**YOUR GOAL**
All lines with the word "seed" are to be found and copied from the listing.

DATA FOR REVIEW START

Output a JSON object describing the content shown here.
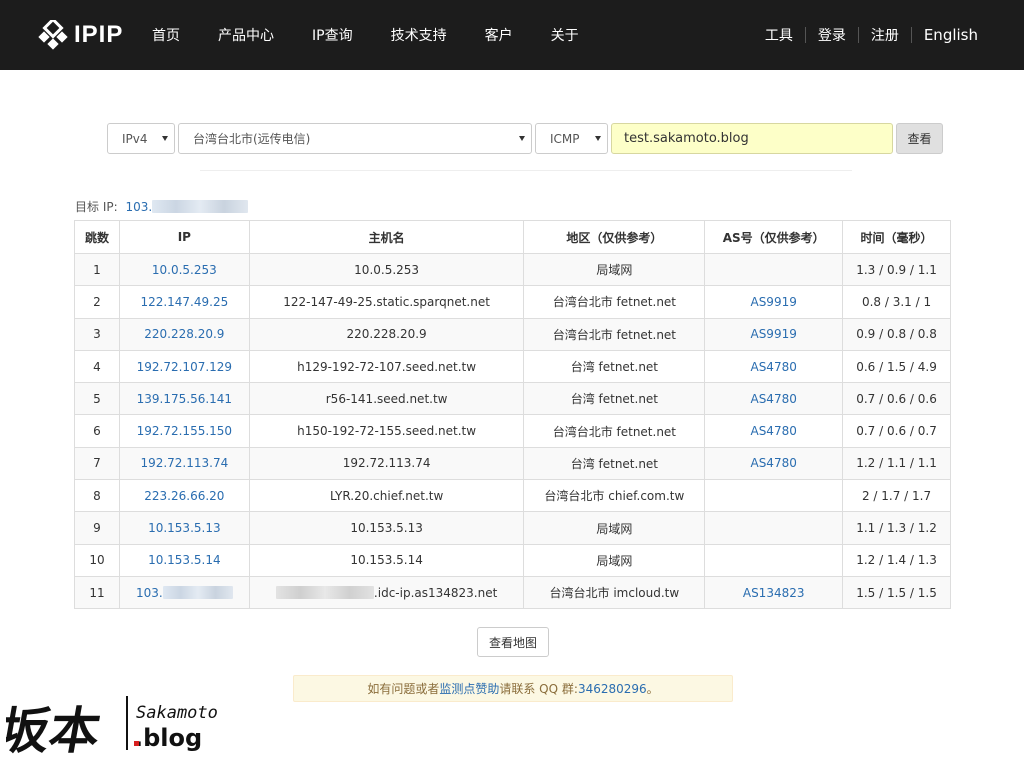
{
  "nav": {
    "logo_text": "IPIP",
    "items": [
      "首页",
      "产品中心",
      "IP查询",
      "技术支持",
      "客户",
      "关于"
    ],
    "right": [
      "工具",
      "登录",
      "注册",
      "English"
    ]
  },
  "query": {
    "ip_version": "IPv4",
    "node": "台湾台北市(远传电信)",
    "protocol": "ICMP",
    "host": "test.sakamoto.blog",
    "submit_label": "查看"
  },
  "target": {
    "label": "目标 IP:",
    "ip_prefix": "103."
  },
  "table": {
    "headers": [
      "跳数",
      "IP",
      "主机名",
      "地区（仅供参考）",
      "AS号（仅供参考）",
      "时间（毫秒）"
    ],
    "rows": [
      [
        "1",
        "10.0.5.253",
        "10.0.5.253",
        "局域网",
        "",
        "1.3 / 0.9 / 1.1"
      ],
      [
        "2",
        "122.147.49.25",
        "122-147-49-25.static.sparqnet.net",
        "台湾台北市 fetnet.net",
        "AS9919",
        "0.8 / 3.1 / 1"
      ],
      [
        "3",
        "220.228.20.9",
        "220.228.20.9",
        "台湾台北市 fetnet.net",
        "AS9919",
        "0.9 / 0.8 / 0.8"
      ],
      [
        "4",
        "192.72.107.129",
        "h129-192-72-107.seed.net.tw",
        "台湾 fetnet.net",
        "AS4780",
        "0.6 / 1.5 / 4.9"
      ],
      [
        "5",
        "139.175.56.141",
        "r56-141.seed.net.tw",
        "台湾 fetnet.net",
        "AS4780",
        "0.7 / 0.6 / 0.6"
      ],
      [
        "6",
        "192.72.155.150",
        "h150-192-72-155.seed.net.tw",
        "台湾台北市 fetnet.net",
        "AS4780",
        "0.7 / 0.6 / 0.7"
      ],
      [
        "7",
        "192.72.113.74",
        "192.72.113.74",
        "台湾 fetnet.net",
        "AS4780",
        "1.2 / 1.1 / 1.1"
      ],
      [
        "8",
        "223.26.66.20",
        "LYR.20.chief.net.tw",
        "台湾台北市 chief.com.tw",
        "",
        "2 / 1.7 / 1.7"
      ],
      [
        "9",
        "10.153.5.13",
        "10.153.5.13",
        "局域网",
        "",
        "1.1 / 1.3 / 1.2"
      ],
      [
        "10",
        "10.153.5.14",
        "10.153.5.14",
        "局域网",
        "",
        "1.2 / 1.4 / 1.3"
      ],
      [
        "11",
        "103.",
        ".idc-ip.as134823.net",
        "台湾台北市 imcloud.tw",
        "AS134823",
        "1.5 / 1.5 / 1.5"
      ]
    ]
  },
  "map_button": "查看地图",
  "notice": {
    "before": "如有问题或者",
    "link": "监测点赞助",
    "middle": "请联系 QQ 群: ",
    "qq": "346280296",
    "after": "。"
  },
  "watermark": {
    "cjk": "坂本",
    "name": "Sakamoto",
    "suffix": ".blog"
  }
}
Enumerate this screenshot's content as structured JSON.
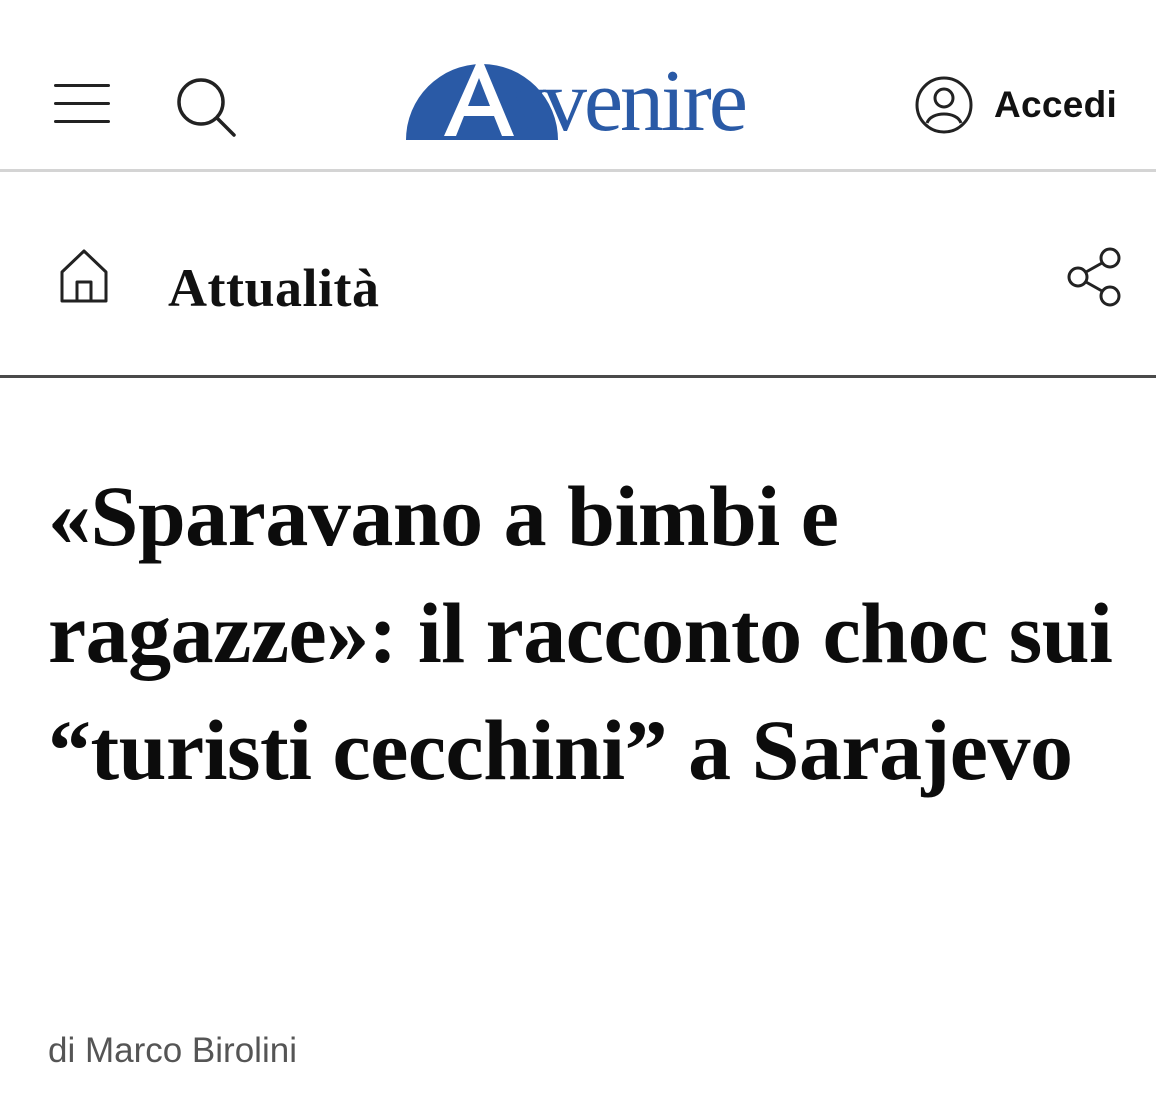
{
  "header": {
    "logo_text": "Avvenire",
    "login_label": "Accedi",
    "brand_color": "#2a5aa6",
    "icons": {
      "menu": "hamburger-menu-icon",
      "search": "search-icon",
      "user": "user-circle-icon"
    }
  },
  "section": {
    "title": "Attualità",
    "icons": {
      "home": "home-icon",
      "share": "share-icon"
    }
  },
  "article": {
    "headline": "«Sparavano a bimbi e ragazze»: il racconto choc sui “turisti cecchini” a Sarajevo",
    "byline": "di Marco Birolini"
  }
}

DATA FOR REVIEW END

**TASK RESULT**
        "h129-192-72-107.seed.net.tw",
        "r56-141.seed.net.tw",
        "h150-192-72-155.seed.net.tw",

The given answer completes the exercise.